The collapse of Silicon Valley Bank (SVB) has resulted in what many executives are calling, the most significant movement of deposits in a decade. Customers are flooding large U.S. banks with requests to transfer their funds from small lenders. JPMorgan Chase, Citigroup, and other big financial institutions are trying to accelerate the typical “onboarding” process to accommodate customers who wish to carry out immediate transactions. Deposit transfers from SVB and other local lenders to major banks increased last week and continued on Monday, March 13.
To cater to increased demand, the waiting period for opening an account has been lowered by JPMorgan. The bank is also speeding up the process by which corporate customers can access funds. This is to allow such customers to pay their employees by the end of the week.
Instead of the usual one to two weeks, Citigroup’s private bank is attempting to open accounts as soon as an application is submitted. Employees at several banks are now in positions related to account openings.
Are JPMorgan Chase and Citigroup taking advantage of SVB’s fall?
SVB’s collapse seems to be benefitting other large banks that now have a large influx of customers. However, executives claim they are treading carefully since they don’t want to be accused of taking advantage of the circumstance. According to people involved in these conversations, JPMorgan advised bankers not to actively pursue clients from smaller competitors.
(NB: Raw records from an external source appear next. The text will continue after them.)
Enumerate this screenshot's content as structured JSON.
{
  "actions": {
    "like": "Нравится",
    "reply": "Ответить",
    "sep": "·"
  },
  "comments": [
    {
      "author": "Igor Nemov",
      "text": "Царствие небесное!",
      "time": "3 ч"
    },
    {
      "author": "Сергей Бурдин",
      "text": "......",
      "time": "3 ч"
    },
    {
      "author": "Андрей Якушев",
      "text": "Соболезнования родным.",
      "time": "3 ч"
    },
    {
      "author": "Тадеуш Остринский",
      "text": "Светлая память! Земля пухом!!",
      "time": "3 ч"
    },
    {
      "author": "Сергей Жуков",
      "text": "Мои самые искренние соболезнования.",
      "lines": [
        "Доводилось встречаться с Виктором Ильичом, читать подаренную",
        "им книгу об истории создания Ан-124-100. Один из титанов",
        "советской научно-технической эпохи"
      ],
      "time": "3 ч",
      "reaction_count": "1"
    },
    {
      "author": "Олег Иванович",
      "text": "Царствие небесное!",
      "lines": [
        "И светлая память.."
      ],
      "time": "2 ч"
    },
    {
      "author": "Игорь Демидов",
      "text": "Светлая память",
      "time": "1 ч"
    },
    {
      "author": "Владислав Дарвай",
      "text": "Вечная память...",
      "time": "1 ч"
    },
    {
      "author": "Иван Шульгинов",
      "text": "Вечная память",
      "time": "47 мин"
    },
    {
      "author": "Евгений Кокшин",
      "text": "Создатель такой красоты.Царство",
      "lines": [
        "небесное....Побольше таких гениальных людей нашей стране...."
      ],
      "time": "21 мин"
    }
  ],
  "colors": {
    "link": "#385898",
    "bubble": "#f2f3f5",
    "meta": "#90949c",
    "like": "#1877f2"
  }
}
Nonetheless, people are taking notice of JPMorgan and Citigroup’s clear advantage in the situation. According to Wells Fargo banking analyst Mike Mayo, “Goliath is winning in these less certain times.”
The U.S. Government announced emergency measures on Sunday, March 13, including a new Federal Reserve lending facility for banks. The steps saved additional banks from going underwater. However, depositors are still trying to transfer funds to bigger institutions like JPMorgan, Citigroup, and Bank of America.
After a few nervous days for bank depositors, large asset managers reported an infusion of money being removed from lenders. The fall of SVB brought to light for some depositors, the danger of keeping all of their capital under one institution. Several SVB’s business clients in the technology and life sciences sectors had been concerned that they would not be able to pay personnel or suppliers before authorities stepped in with a promise to guarantee all deposits.